Action must be taken now if the NHS is to avoid an even worse winter crisis next year, the chief inspector of hospitals has warned.
The Care Quality Commission (CQC) said the use of corridors to treat sick patients in A&E was “becoming normalised”, with departments struggling with a lack of staff, poor leadership and long delays leading to crowding and safety risks.
Professor Ted Baker said: “Our inspections are showing that this winter is proving as difficult for emergency departments as was predicted. Managing this remains a challenge but if we do not act now, we can predict that next winter will be a greater challenge still.
“We cannot continue this trajectory. A scenario where each winter is worse than the one before has real consequences for both patients and staff.”
Since December the CQC has carried out more than a dozen small one-day inspections of A&E departments where it had specific concerns about possible safety risks.
Prof Baker said the capacity issues traditionally reserved for the winter months were now year-round problems.
He said: “After a difficult summer we entered this winter with A&E performance at its worst level.

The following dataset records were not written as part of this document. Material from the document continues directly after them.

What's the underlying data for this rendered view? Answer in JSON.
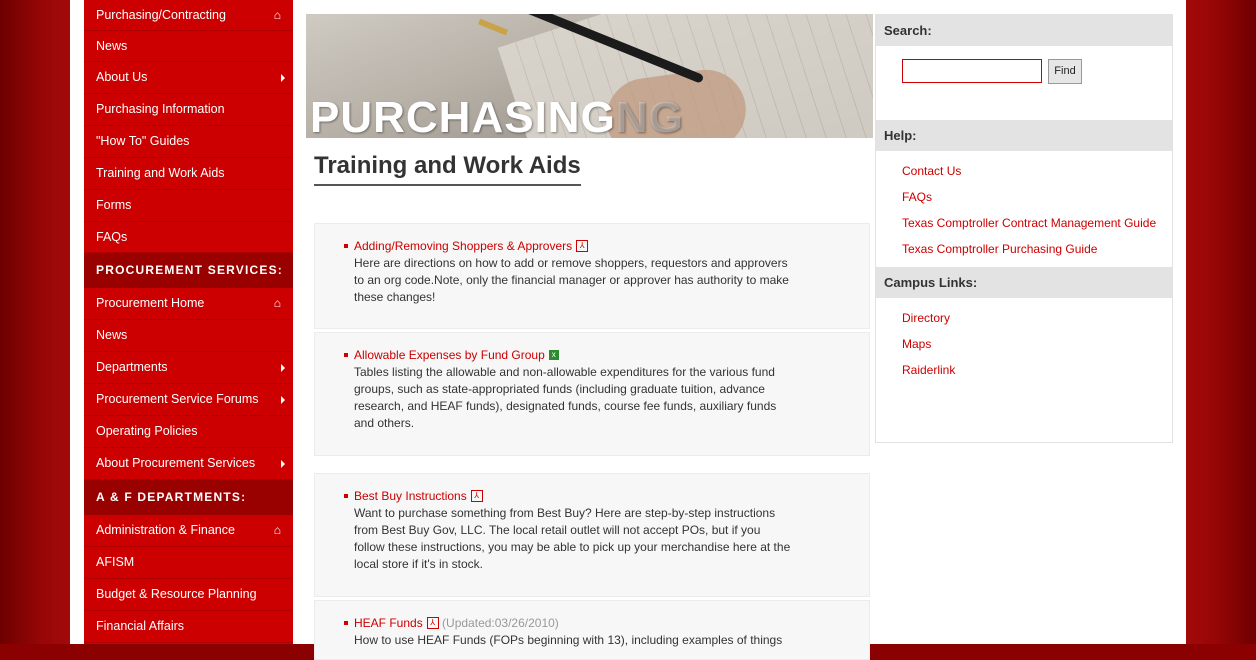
{
  "sidebar": {
    "items_top": [
      {
        "label": "Purchasing/Contracting",
        "icon": "home-icon"
      },
      {
        "label": "News"
      },
      {
        "label": "About Us",
        "icon": "arrow-right-icon"
      },
      {
        "label": "Purchasing Information"
      },
      {
        "label": "\"How To\" Guides"
      },
      {
        "label": "Training and Work Aids"
      },
      {
        "label": "Forms"
      },
      {
        "label": "FAQs"
      }
    ],
    "header_procurement": "PROCUREMENT SERVICES:",
    "items_procurement": [
      {
        "label": "Procurement Home",
        "icon": "home-icon"
      },
      {
        "label": "News"
      },
      {
        "label": "Departments",
        "icon": "arrow-right-icon"
      },
      {
        "label": "Procurement Service Forums",
        "icon": "arrow-right-icon"
      },
      {
        "label": "Operating Policies"
      },
      {
        "label": "About Procurement Services",
        "icon": "arrow-right-icon"
      }
    ],
    "header_af": "A & F DEPARTMENTS:",
    "items_af": [
      {
        "label": "Administration & Finance",
        "icon": "home-icon"
      },
      {
        "label": "AFISM"
      },
      {
        "label": "Budget & Resource Planning"
      },
      {
        "label": "Financial Affairs"
      }
    ]
  },
  "banner": {
    "word": "PURCHASING",
    "ghost": "NG"
  },
  "main": {
    "title": "Training and Work Aids",
    "items": [
      {
        "title": "Adding/Removing Shoppers & Approvers",
        "file_icon": "pdf-icon",
        "desc_lines": [
          "Here are directions on how to add or remove shoppers, requestors and approvers",
          "to an org code.Note, only the financial manager or approver has authority to make",
          "these changes!"
        ]
      },
      {
        "title": "Allowable Expenses by Fund Group",
        "file_icon": "excel-icon",
        "desc_lines": [
          "Tables listing the allowable and non-allowable expenditures for the various fund",
          "groups, such as state-appropriated funds (including graduate tuition, advance",
          "research, and HEAF funds), designated funds, course fee funds, auxiliary funds",
          "and others."
        ]
      },
      {
        "title": "Best Buy Instructions",
        "file_icon": "pdf-icon",
        "desc_lines": [
          "Want to purchase something from Best Buy?  Here are step-by-step instructions",
          "from Best Buy Gov, LLC.  The local retail outlet will not accept POs, but if you",
          "follow these instructions, you may be able to pick up your merchandise here at the",
          "local store if it's in stock."
        ]
      },
      {
        "title": "HEAF Funds",
        "file_icon": "pdf-icon",
        "updated": "(Updated:03/26/2010)",
        "desc_lines": [
          "How to use HEAF Funds (FOPs beginning with 13), including examples of things"
        ]
      }
    ]
  },
  "right": {
    "search_header": "Search:",
    "search_value": "",
    "search_button": "Find",
    "help_header": "Help:",
    "help_links": [
      "Contact Us",
      "FAQs",
      "Texas Comptroller Contract Management Guide",
      "Texas Comptroller Purchasing Guide"
    ],
    "campus_header": "Campus Links:",
    "campus_links": [
      "Directory",
      "Maps",
      "Raiderlink"
    ]
  },
  "colors": {
    "brand_red": "#cc0000",
    "dark_red": "#8b0000",
    "header_red": "#990000"
  }
}
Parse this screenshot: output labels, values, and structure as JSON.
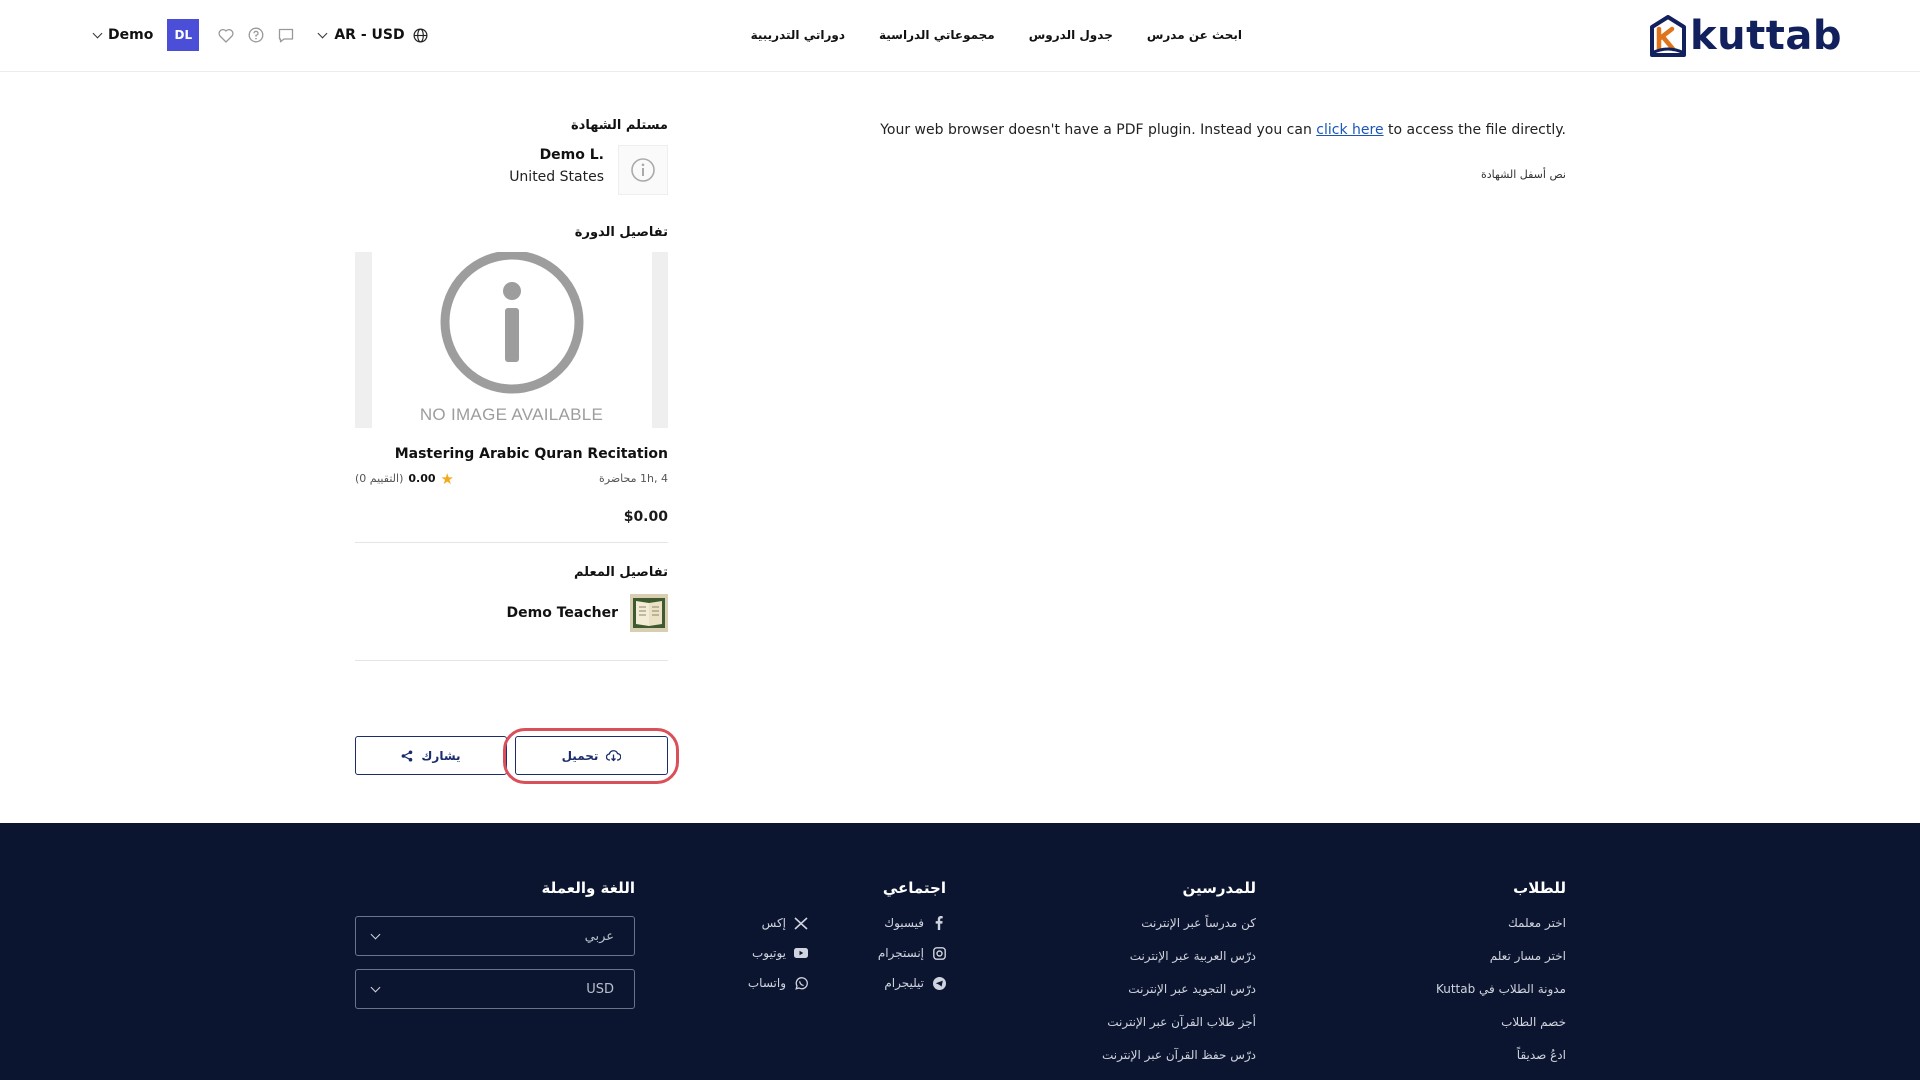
{
  "header": {
    "logo_text": "kuttab",
    "nav": [
      {
        "label": "ابحث عن مدرس"
      },
      {
        "label": "جدول الدروس"
      },
      {
        "label": "مجموعاتي الدراسية"
      },
      {
        "label": "دوراتي التدريبية"
      }
    ],
    "user_name": "Demo",
    "avatar_initials": "DL",
    "locale": "AR - USD"
  },
  "main": {
    "pdf_message_pre": "Your web browser doesn't have a PDF plugin. Instead you can ",
    "pdf_message_link": "click here",
    "pdf_message_post": " to access the file directly.",
    "cert_footer_text": "نص أسفل الشهادة"
  },
  "sidebar": {
    "recipient_title": "مستلم الشهادة",
    "recipient_name": "Demo L.",
    "recipient_country": "United States",
    "course_title": "تفاصيل الدورة",
    "no_image_text": "NO IMAGE AVAILABLE",
    "course_name": "Mastering Arabic Quran Recitation",
    "course_lectures": "4 ,1h محاضرة",
    "rating_value": "0.00",
    "rating_count": "(0 التقييم)",
    "price": "$0.00",
    "teacher_title": "تفاصيل المعلم",
    "teacher_name": "Demo Teacher",
    "download_label": "تحميل",
    "share_label": "يشارك"
  },
  "footer": {
    "students": {
      "title": "للطلاب",
      "links": [
        "اختر معلمك",
        "اختر مسار تعلم",
        "مدونة الطلاب في Kuttab",
        "خصم الطلاب",
        "ادعُ صديقاً"
      ]
    },
    "teachers": {
      "title": "للمدرسين",
      "links": [
        "كن مدرساً عبر الإنترنت",
        "درّس العربية عبر الإنترنت",
        "درّس التجويد عبر الإنترنت",
        "أجز طلاب القرآن عبر الإنترنت",
        "درّس حفظ القرآن عبر الإنترنت"
      ]
    },
    "social": {
      "title": "اجتماعي",
      "items": [
        {
          "label": "فيسبوك",
          "icon": "facebook-icon"
        },
        {
          "label": "إكس",
          "icon": "x-icon"
        },
        {
          "label": "إنستجرام",
          "icon": "instagram-icon"
        },
        {
          "label": "يوتيوب",
          "icon": "youtube-icon"
        },
        {
          "label": "تيليجرام",
          "icon": "telegram-icon"
        },
        {
          "label": "واتساب",
          "icon": "whatsapp-icon"
        }
      ]
    },
    "lang": {
      "title": "اللغة والعملة",
      "language_value": "عربي",
      "currency_value": "USD"
    }
  },
  "colors": {
    "brand_navy": "#12205e",
    "avatar_bg": "#4b4fd7",
    "footer_bg": "#0b1530",
    "focus_ring": "#d9505a",
    "star": "#f4a81d"
  }
}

July 2019 saw the highest proportion of emergency patients spending more than four hours in A&E than any previous July for at least the last five years. This was coupled with primary and community care services operating at full stretch, leaving little room for manoeuvre.
He said NHS staff were “going to extraordinary lengths” while performance data showed “significant, sustained demand across the NHS”.
Poor cooperation and coordination between hospitals, social care and other local organisations had “led to fragmented care” in some places and Prof Baker warned the problems would not be solved with a “quick fix”.
“Hospitals and emergency services cannot work alone to address the ever-increasing demand for care. We recognise that health and social care services are working more collaboratively and innovatively when it comes to planning for winter, but even greater system working and integration are needed across the health and care system.
“The necessary reform must proceed at pace if we are going to make a difference before next winter.”
So far this winter the regulator has carried out 13 inspections at nine hospital trusts and has taken enforcement action against some trusts to protect patients from harm.
Among concerns it identified during the inspections, the CQC highlighted a lack of consistent triaging of patients meaning some unwell patients could be missed or not spotted if they started to deteriorate while waiting.
It said some A&E departments did not have enough nurses with the skills and qualifications to care for children, while inspectors found long delays in ambulance staff handing over patients to the A&E team were causing crowding and patients waiting in corridors.
It said a “lack of consistently robust operational leadership” meant some A&E’s did not have the right numbers of staff and poor communication between A&Es and hospital bosses led to a “lack of situational awareness and understanding about the real issues” including patient safety.
It also warned mental health patients were not being properly assessed or cared for while some specialty teams were adding to length delays by not visiting A&E’s quickly enough to review patients.
But it also added: “We have seen that even the busiest departments (treating some 600 patients a day) can manage flow and deliver safe care. In such cases staff felt invested in, and there was clarity in relation to, clinical pathways to be followed.”
The government has said it is investing a record amount of cash amount in the NHS by 2023-24, almost £34bn, although experts from the Health Foundation said this did not take account of inflation and money already spent meaning the real figure is closer to £16bn.
The latest NHS performance data showed record numbers of patients waiting on trolleys in A&E departments, with 2019 seeing the worst cancer performance by the NHS since 2016.
An NHS spokesperson said: “Just this week we have seen that A&E performance improved in January compared to the previous month, thanks to the sustained hard work of NHS staff and the ability to open and staff more hospital beds than last year.
“But it’s also true that many of the solutions to the growing need for care lie outside the A&E, which is why the government’s commitment to increase the number of nurses by 50,000, invest in new and expanded beds and facilities, and find a long-term solution on social care will be crucial over the coming years.”